__Stored entries__.
+++
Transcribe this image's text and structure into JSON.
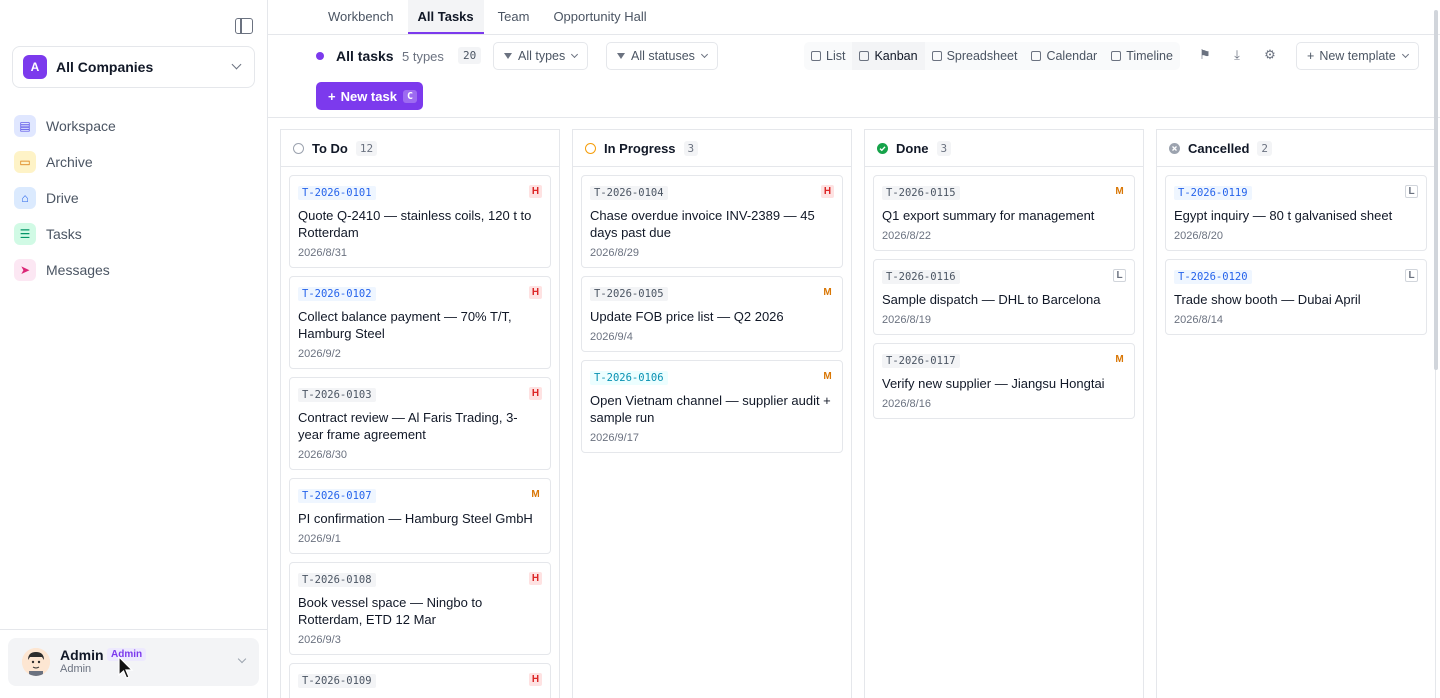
{
  "sidebar": {
    "company": {
      "initial": "A",
      "name": "All Companies"
    },
    "items": [
      {
        "label": "Workspace",
        "icon": "document-icon",
        "color": "#4f46e5",
        "bg": "#e0e7ff"
      },
      {
        "label": "Archive",
        "icon": "folder-icon",
        "color": "#d97706",
        "bg": "#fef3c7"
      },
      {
        "label": "Drive",
        "icon": "drive-icon",
        "color": "#2563eb",
        "bg": "#dbeafe"
      },
      {
        "label": "Tasks",
        "icon": "list-icon",
        "color": "#059669",
        "bg": "#d1fae5"
      },
      {
        "label": "Messages",
        "icon": "send-icon",
        "color": "#db2777",
        "bg": "#fce7f3"
      }
    ],
    "user": {
      "name": "Admin",
      "badge": "Admin",
      "role": "Admin"
    }
  },
  "tabs": [
    "Workbench",
    "All Tasks",
    "Team",
    "Opportunity Hall"
  ],
  "active_tab": "All Tasks",
  "toolbar": {
    "title": "All tasks",
    "types": "5 types",
    "count": "20",
    "filter_types": "All types",
    "filter_statuses": "All statuses",
    "views": [
      "List",
      "Kanban",
      "Spreadsheet",
      "Calendar",
      "Timeline"
    ],
    "active_view": "Kanban",
    "template": "New template",
    "new_task": "New task",
    "new_task_key": "C"
  },
  "columns": [
    {
      "title": "To Do",
      "count": "12",
      "color": "#9ca3af",
      "cards": [
        {
          "id": "T-2026-0101",
          "priority": "H",
          "title": "Quote Q-2410 — stainless coils, 120 t to Rotterdam",
          "date": "2026/8/31"
        },
        {
          "id": "T-2026-0102",
          "priority": "H",
          "title": "Collect balance payment — 70% T/T, Hamburg Steel",
          "date": "2026/9/2"
        },
        {
          "id": "T-2026-0103",
          "priority": "H",
          "title": "Contract review — Al Faris Trading, 3-year frame agreement",
          "date": "2026/8/30"
        },
        {
          "id": "T-2026-0107",
          "priority": "M",
          "title": "PI confirmation — Hamburg Steel GmbH",
          "date": "2026/9/1"
        },
        {
          "id": "T-2026-0108",
          "priority": "H",
          "title": "Book vessel space — Ningbo to Rotterdam, ETD 12 Mar",
          "date": "2026/9/3"
        },
        {
          "id": "T-2026-0109",
          "priority": "H",
          "title": "",
          "date": ""
        }
      ]
    },
    {
      "title": "In Progress",
      "count": "3",
      "color": "#f59e0b",
      "cards": [
        {
          "id": "T-2026-0104",
          "priority": "H",
          "title": "Chase overdue invoice INV-2389 — 45 days past due",
          "date": "2026/8/29"
        },
        {
          "id": "T-2026-0105",
          "priority": "M",
          "title": "Update FOB price list — Q2 2026",
          "date": "2026/9/4"
        },
        {
          "id": "T-2026-0106",
          "priority": "M",
          "title": "Open Vietnam channel — supplier audit + sample run",
          "date": "2026/9/17"
        }
      ]
    },
    {
      "title": "Done",
      "count": "3",
      "color": "#16a34a",
      "cards": [
        {
          "id": "T-2026-0115",
          "priority": "M",
          "title": "Q1 export summary for management",
          "date": "2026/8/22"
        },
        {
          "id": "T-2026-0116",
          "priority": "L",
          "title": "Sample dispatch — DHL to Barcelona",
          "date": "2026/8/19"
        },
        {
          "id": "T-2026-0117",
          "priority": "M",
          "title": "Verify new supplier — Jiangsu Hongtai",
          "date": "2026/8/16"
        }
      ]
    },
    {
      "title": "Cancelled",
      "count": "2",
      "color": "#9ca3af",
      "cards": [
        {
          "id": "T-2026-0119",
          "priority": "L",
          "title": "Egypt inquiry — 80 t galvanised sheet",
          "date": "2026/8/20"
        },
        {
          "id": "T-2026-0120",
          "priority": "L",
          "title": "Trade show booth — Dubai April",
          "date": "2026/8/14"
        }
      ]
    }
  ]
}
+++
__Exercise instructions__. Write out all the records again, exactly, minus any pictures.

__Task result__.
Transcribe this image's text and structure into JSON.
{
  "sidebar": {
    "company": {
      "initial": "A",
      "name": "All Companies"
    },
    "items": [
      {
        "label": "Workspace",
        "icon": "document-icon",
        "color": "#4f46e5",
        "bg": "#e0e7ff"
      },
      {
        "label": "Archive",
        "icon": "folder-icon",
        "color": "#d97706",
        "bg": "#fef3c7"
      },
      {
        "label": "Drive",
        "icon": "drive-icon",
        "color": "#2563eb",
        "bg": "#dbeafe"
      },
      {
        "label": "Tasks",
        "icon": "list-icon",
        "color": "#059669",
        "bg": "#d1fae5"
      },
      {
        "label": "Messages",
        "icon": "send-icon",
        "color": "#db2777",
        "bg": "#fce7f3"
      }
    ],
    "user": {
      "name": "Admin",
      "badge": "Admin",
      "role": "Admin"
    }
  },
  "tabs": [
    "Workbench",
    "All Tasks",
    "Team",
    "Opportunity Hall"
  ],
  "active_tab": "All Tasks",
  "toolbar": {
    "title": "All tasks",
    "types": "5 types",
    "count": "20",
    "filter_types": "All types",
    "filter_statuses": "All statuses",
    "views": [
      "List",
      "Kanban",
      "Spreadsheet",
      "Calendar",
      "Timeline"
    ],
    "active_view": "Kanban",
    "template": "New template",
    "new_task": "New task",
    "new_task_key": "C"
  },
  "columns": [
    {
      "title": "To Do",
      "count": "12",
      "color": "#9ca3af",
      "cards": [
        {
          "id": "T-2026-0101",
          "priority": "H",
          "title": "Quote Q-2410 — stainless coils, 120 t to Rotterdam",
          "date": "2026/8/31"
        },
        {
          "id": "T-2026-0102",
          "priority": "H",
          "title": "Collect balance payment — 70% T/T, Hamburg Steel",
          "date": "2026/9/2"
        },
        {
          "id": "T-2026-0103",
          "priority": "H",
          "title": "Contract review — Al Faris Trading, 3-year frame agreement",
          "date": "2026/8/30"
        },
        {
          "id": "T-2026-0107",
          "priority": "M",
          "title": "PI confirmation — Hamburg Steel GmbH",
          "date": "2026/9/1"
        },
        {
          "id": "T-2026-0108",
          "priority": "H",
          "title": "Book vessel space — Ningbo to Rotterdam, ETD 12 Mar",
          "date": "2026/9/3"
        },
        {
          "id": "T-2026-0109",
          "priority": "H",
          "title": "",
          "date": ""
        }
      ]
    },
    {
      "title": "In Progress",
      "count": "3",
      "color": "#f59e0b",
      "cards": [
        {
          "id": "T-2026-0104",
          "priority": "H",
          "title": "Chase overdue invoice INV-2389 — 45 days past due",
          "date": "2026/8/29"
        },
        {
          "id": "T-2026-0105",
          "priority": "M",
          "title": "Update FOB price list — Q2 2026",
          "date": "2026/9/4"
        },
        {
          "id": "T-2026-0106",
          "priority": "M",
          "title": "Open Vietnam channel — supplier audit + sample run",
          "date": "2026/9/17"
        }
      ]
    },
    {
      "title": "Done",
      "count": "3",
      "color": "#16a34a",
      "cards": [
        {
          "id": "T-2026-0115",
          "priority": "M",
          "title": "Q1 export summary for management",
          "date": "2026/8/22"
        },
        {
          "id": "T-2026-0116",
          "priority": "L",
          "title": "Sample dispatch — DHL to Barcelona",
          "date": "2026/8/19"
        },
        {
          "id": "T-2026-0117",
          "priority": "M",
          "title": "Verify new supplier — Jiangsu Hongtai",
          "date": "2026/8/16"
        }
      ]
    },
    {
      "title": "Cancelled",
      "count": "2",
      "color": "#9ca3af",
      "cards": [
        {
          "id": "T-2026-0119",
          "priority": "L",
          "title": "Egypt inquiry — 80 t galvanised sheet",
          "date": "2026/8/20"
        },
        {
          "id": "T-2026-0120",
          "priority": "L",
          "title": "Trade show booth — Dubai April",
          "date": "2026/8/14"
        }
      ]
    }
  ]
}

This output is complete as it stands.